He shot off a letter that said: “I’m very disheartened, disappointed and angry that one of this year’s most original high-concept stories was not even considered by the producers of the film to be sent for the Jury’s consideration. I was in complete shock when the Jury told us that they have not received the film from Eros for consideration ... This purely shows their disregard for a film that brought them commercial success as well as critical acclaim.”

Rituparno Ghosh, an acclaimed Bengali filmmaker who has made Raincoat, Chokher Bali and Dahan, echoed the opinion of several regional filmmakers as well when he pointed out: “India has a strong enriching tradition of regional cinema being made all over the country. Why then is this continuing emphasis on Bollywood work for the Oscars?”

Basu has defended his film by saying that his scenes were homages to great films and that he was using them as inspiration.

But plagiarism charges apart, the larger question has been of how a country like India – with its vast repertoire of languages and cinema – chooses its official entry. The process involves an 11-member jury from various fields of the film industry. This year, the jury went through 20 films from which Barfi! was chosen, although the method of nomination remains obscure.

The committee defended its decision by saying that it chose the film because of its treatment and freshness that leaves the audience happy and hopeful. Desai says: “The idea of nominating one film from the country, evaluating through one lens, for an award committee that possibly doesn’t understand our context or appreciate its nuances, is hard.

“The moment something is picked out from across the country to represent India, it carries the burden of that representation. And no matter what film was chosen, it would carry that, just like an Oscar winner.”

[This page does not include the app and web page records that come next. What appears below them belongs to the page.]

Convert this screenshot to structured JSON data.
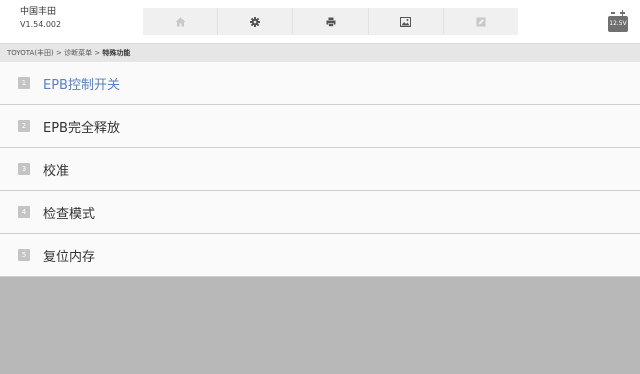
{
  "header": {
    "brand_name": "中国丰田",
    "version": "V1.54.002",
    "toolbar": [
      {
        "icon": "home-icon"
      },
      {
        "icon": "gear-icon"
      },
      {
        "icon": "printer-icon"
      },
      {
        "icon": "image-icon"
      },
      {
        "icon": "edit-icon"
      }
    ],
    "battery_voltage": "12.5V"
  },
  "breadcrumb": {
    "path": "TOYOTA(丰田) > 诊断菜单 > ",
    "current": "特殊功能"
  },
  "menu": {
    "selected_index": 0,
    "items": [
      {
        "num": "1",
        "label": "EPB控制开关"
      },
      {
        "num": "2",
        "label": "EPB完全释放"
      },
      {
        "num": "3",
        "label": "校准"
      },
      {
        "num": "4",
        "label": "检查模式"
      },
      {
        "num": "5",
        "label": "复位内存"
      }
    ]
  },
  "colors": {
    "selected_text": "#5b7fbf",
    "background": "#b8b8b8",
    "number_badge": "#c4c4c4"
  }
}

Compared to the films that made it to the final list, which were essentially “Indian” in terms of plot, characters and settings, Barfi! could have been set anywhere. It’s set in Kolkata and Darjeeling but does not use the cities at all, except for token monuments and typical Kolkata tropes such as trams and rickshaws in the background. It will be hard to find anyone who believes Barfi! has even a slim chance of making it to the final list.

“If we were really inclined to give our most interesting cinema a chance, our chances would probably increase,” says Desai. “India is an emerging country, and if we had something decent to offer, something might have come our way over the years. Honestly, in the past five years, I don’t think anyone has believed that we had any chance at the Oscars.”

The ones that made it

While no Indian movie has won an Oscar for Best Foreign Language Film, three have been nominated:

Mother India (1957) – This film was actually not an original. Mehboob Khan, the director, remade his own earlier film, Aurat (1940), starring Nargis and Sunil Dutt. The story applauded the strength of a poor woman who tries to escape the clutches of a moneylender while raising her sons.

Salaam Bombay! (1988) – A Mira Nair film, Salaam Bombay! is about a young boy who runs off to Bombay to earn money and eventually returns to his mother.

Lagaan (2001) – Directed by Ashutosh Gowariker, Lagaan was one of the biggest movies of 2001. Set in pre-independence India, it follows a cricket match between British colonials and villagers incensed by unfair taxes and a cruel regime.